-- Records shown --
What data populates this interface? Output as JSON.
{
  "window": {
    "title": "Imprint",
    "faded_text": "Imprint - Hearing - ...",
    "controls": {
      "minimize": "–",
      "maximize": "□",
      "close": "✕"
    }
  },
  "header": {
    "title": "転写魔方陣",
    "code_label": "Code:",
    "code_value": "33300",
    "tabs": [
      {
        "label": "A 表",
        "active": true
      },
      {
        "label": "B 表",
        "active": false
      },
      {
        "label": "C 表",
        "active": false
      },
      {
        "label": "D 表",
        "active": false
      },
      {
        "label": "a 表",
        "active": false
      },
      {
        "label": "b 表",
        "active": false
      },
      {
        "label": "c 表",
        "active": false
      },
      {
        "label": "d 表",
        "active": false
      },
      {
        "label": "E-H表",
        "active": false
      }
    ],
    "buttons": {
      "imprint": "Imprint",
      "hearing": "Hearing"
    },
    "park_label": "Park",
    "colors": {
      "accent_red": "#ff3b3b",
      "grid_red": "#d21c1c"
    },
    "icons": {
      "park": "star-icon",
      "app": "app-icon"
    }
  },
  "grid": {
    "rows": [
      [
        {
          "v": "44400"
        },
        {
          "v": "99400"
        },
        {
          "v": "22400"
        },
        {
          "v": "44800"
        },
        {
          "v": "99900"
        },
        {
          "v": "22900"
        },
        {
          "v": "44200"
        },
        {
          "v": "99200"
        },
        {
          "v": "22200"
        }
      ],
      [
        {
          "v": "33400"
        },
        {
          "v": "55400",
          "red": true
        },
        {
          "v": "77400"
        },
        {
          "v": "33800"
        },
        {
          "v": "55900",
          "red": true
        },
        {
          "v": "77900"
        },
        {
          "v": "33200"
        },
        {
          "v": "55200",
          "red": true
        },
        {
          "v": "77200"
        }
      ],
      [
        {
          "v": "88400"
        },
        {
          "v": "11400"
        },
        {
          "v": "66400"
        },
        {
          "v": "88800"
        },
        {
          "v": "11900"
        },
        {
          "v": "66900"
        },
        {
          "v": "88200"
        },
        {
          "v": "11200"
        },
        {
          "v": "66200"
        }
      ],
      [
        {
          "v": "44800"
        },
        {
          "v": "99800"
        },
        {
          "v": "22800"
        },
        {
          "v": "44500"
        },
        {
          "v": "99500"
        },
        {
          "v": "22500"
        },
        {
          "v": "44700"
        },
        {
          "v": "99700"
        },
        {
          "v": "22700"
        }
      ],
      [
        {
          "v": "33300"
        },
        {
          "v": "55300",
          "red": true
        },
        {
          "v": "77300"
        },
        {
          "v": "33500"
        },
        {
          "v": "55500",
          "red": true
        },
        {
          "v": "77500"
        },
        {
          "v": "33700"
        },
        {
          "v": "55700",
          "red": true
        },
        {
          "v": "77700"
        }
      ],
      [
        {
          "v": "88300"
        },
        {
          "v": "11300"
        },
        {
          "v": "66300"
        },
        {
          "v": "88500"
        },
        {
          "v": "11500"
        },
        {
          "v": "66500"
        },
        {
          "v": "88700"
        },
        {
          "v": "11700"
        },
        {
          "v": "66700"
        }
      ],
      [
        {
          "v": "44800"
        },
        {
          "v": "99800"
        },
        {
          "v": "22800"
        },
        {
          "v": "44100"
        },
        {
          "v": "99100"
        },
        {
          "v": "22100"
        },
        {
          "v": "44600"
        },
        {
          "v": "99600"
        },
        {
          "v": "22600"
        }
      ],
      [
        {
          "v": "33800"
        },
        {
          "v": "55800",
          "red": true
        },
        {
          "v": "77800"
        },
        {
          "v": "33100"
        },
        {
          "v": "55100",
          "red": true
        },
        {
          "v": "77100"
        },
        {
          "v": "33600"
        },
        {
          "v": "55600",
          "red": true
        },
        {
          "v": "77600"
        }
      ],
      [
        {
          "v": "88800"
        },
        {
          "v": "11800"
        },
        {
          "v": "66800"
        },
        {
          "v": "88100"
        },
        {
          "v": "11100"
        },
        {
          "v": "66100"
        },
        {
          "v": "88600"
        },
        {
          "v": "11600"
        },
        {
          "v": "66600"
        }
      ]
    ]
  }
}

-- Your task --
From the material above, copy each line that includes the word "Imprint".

-- Written solution --
    "title": "Imprint",
    "faded_text": "Imprint - Hearing - ...",
      "imprint": "Imprint",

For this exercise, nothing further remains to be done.